DATA FOR THIS TASK START

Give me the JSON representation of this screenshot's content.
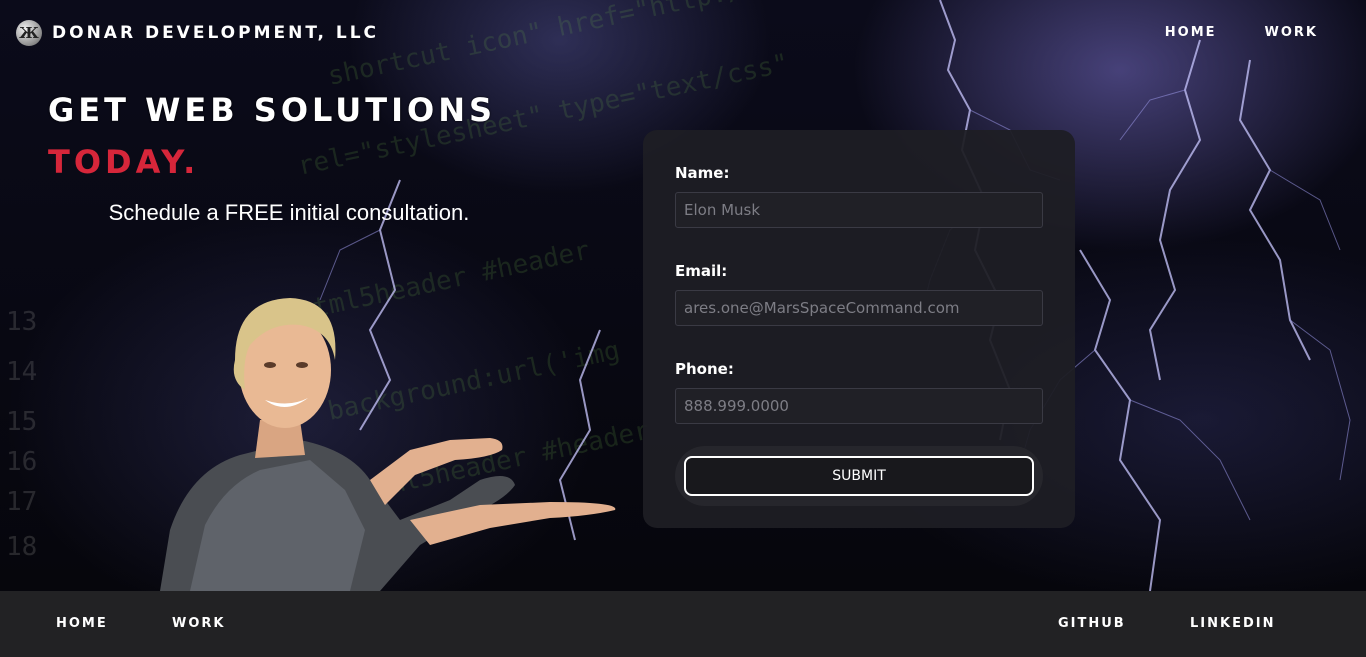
{
  "brand": {
    "name": "DONAR DEVELOPMENT, LLC",
    "logo_icon": "brand-logo-icon"
  },
  "nav": {
    "home": "HOME",
    "work": "WORK"
  },
  "hero": {
    "headline_line1": "GET WEB SOLUTIONS",
    "headline_line2": "TODAY.",
    "subline": "Schedule a FREE initial consultation."
  },
  "form": {
    "name_label": "Name:",
    "name_placeholder": "Elon Musk",
    "email_label": "Email:",
    "email_placeholder": "ares.one@MarsSpaceCommand.com",
    "phone_label": "Phone:",
    "phone_placeholder": "888.999.0000",
    "submit_label": "SUBMIT"
  },
  "footer": {
    "home": "HOME",
    "work": "WORK",
    "github": "GITHUB",
    "linkedin": "LINKEDIN"
  },
  "colors": {
    "accent_red": "#d6263a",
    "footer_bg": "#222224",
    "card_bg": "#1e1e24"
  }
}
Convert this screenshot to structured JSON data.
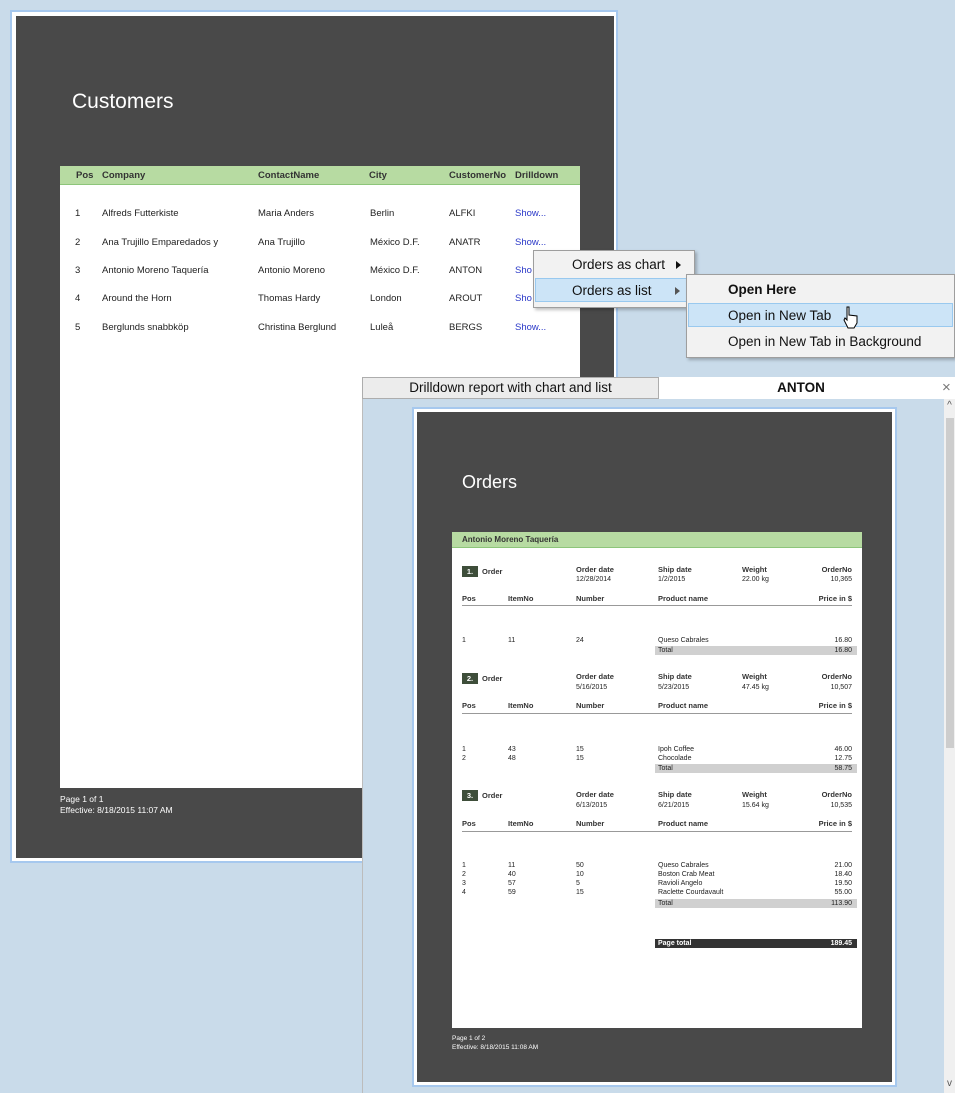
{
  "customers": {
    "title": "Customers",
    "columns": [
      "Pos",
      "Company",
      "ContactName",
      "City",
      "CustomerNo",
      "Drilldown"
    ],
    "rows": [
      {
        "pos": "1",
        "company": "Alfreds Futterkiste",
        "contact": "Maria Anders",
        "city": "Berlin",
        "no": "ALFKI",
        "link": "Show..."
      },
      {
        "pos": "2",
        "company": "Ana Trujillo Emparedados y",
        "contact": "Ana Trujillo",
        "city": "México D.F.",
        "no": "ANATR",
        "link": "Show..."
      },
      {
        "pos": "3",
        "company": "Antonio Moreno Taquería",
        "contact": "Antonio Moreno",
        "city": "México D.F.",
        "no": "ANTON",
        "link": "Sho"
      },
      {
        "pos": "4",
        "company": "Around the Horn",
        "contact": "Thomas Hardy",
        "city": "London",
        "no": "AROUT",
        "link": "Sho"
      },
      {
        "pos": "5",
        "company": "Berglunds snabbköp",
        "contact": "Christina Berglund",
        "city": "Luleå",
        "no": "BERGS",
        "link": "Show..."
      }
    ],
    "footer_page": "Page 1 of 1",
    "footer_effective": "Effective: 8/18/2015 11:07 AM"
  },
  "context_menu": {
    "items": [
      "Orders as chart",
      "Orders as list"
    ]
  },
  "submenu": {
    "open_here": "Open Here",
    "open_new_tab": "Open in New Tab",
    "open_new_tab_bg": "Open in New Tab in Background"
  },
  "tabs": {
    "tab1": "Drilldown report with chart and list",
    "tab2": "ANTON",
    "close": "×"
  },
  "orders": {
    "title": "Orders",
    "customer": "Antonio Moreno Taquería",
    "col_order_date": "Order date",
    "col_ship_date": "Ship date",
    "col_weight": "Weight",
    "col_orderno": "OrderNo",
    "col_pos": "Pos",
    "col_itemno": "ItemNo",
    "col_number": "Number",
    "col_product": "Product name",
    "col_price": "Price in $",
    "order_label": "Order",
    "total_label": "Total",
    "blocks": [
      {
        "num": "1.",
        "order_date": "12/28/2014",
        "ship_date": "1/2/2015",
        "weight": "22.00 kg",
        "orderno": "10,365",
        "items": [
          {
            "pos": "1",
            "item": "11",
            "number": "24",
            "product": "Queso Cabrales",
            "price": "16.80"
          }
        ],
        "total": "16.80"
      },
      {
        "num": "2.",
        "order_date": "5/16/2015",
        "ship_date": "5/23/2015",
        "weight": "47.45 kg",
        "orderno": "10,507",
        "items": [
          {
            "pos": "1",
            "item": "43",
            "number": "15",
            "product": "Ipoh Coffee",
            "price": "46.00"
          },
          {
            "pos": "2",
            "item": "48",
            "number": "15",
            "product": "Chocolade",
            "price": "12.75"
          }
        ],
        "total": "58.75"
      },
      {
        "num": "3.",
        "order_date": "6/13/2015",
        "ship_date": "6/21/2015",
        "weight": "15.64 kg",
        "orderno": "10,535",
        "items": [
          {
            "pos": "1",
            "item": "11",
            "number": "50",
            "product": "Queso Cabrales",
            "price": "21.00"
          },
          {
            "pos": "2",
            "item": "40",
            "number": "10",
            "product": "Boston Crab Meat",
            "price": "18.40"
          },
          {
            "pos": "3",
            "item": "57",
            "number": "5",
            "product": "Ravioli Angelo",
            "price": "19.50"
          },
          {
            "pos": "4",
            "item": "59",
            "number": "15",
            "product": "Raclette Courdavault",
            "price": "55.00"
          }
        ],
        "total": "113.90"
      }
    ],
    "page_total_label": "Page total",
    "page_total": "189.45",
    "footer_page": "Page 1 of 2",
    "footer_effective": "Effective: 8/18/2015 11:08 AM"
  }
}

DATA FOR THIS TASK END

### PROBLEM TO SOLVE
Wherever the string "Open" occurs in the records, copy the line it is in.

### SOLUTION
    "open_here": "Open Here",
    "open_new_tab": "Open in New Tab",
    "open_new_tab_bg": "Open in New Tab in Background"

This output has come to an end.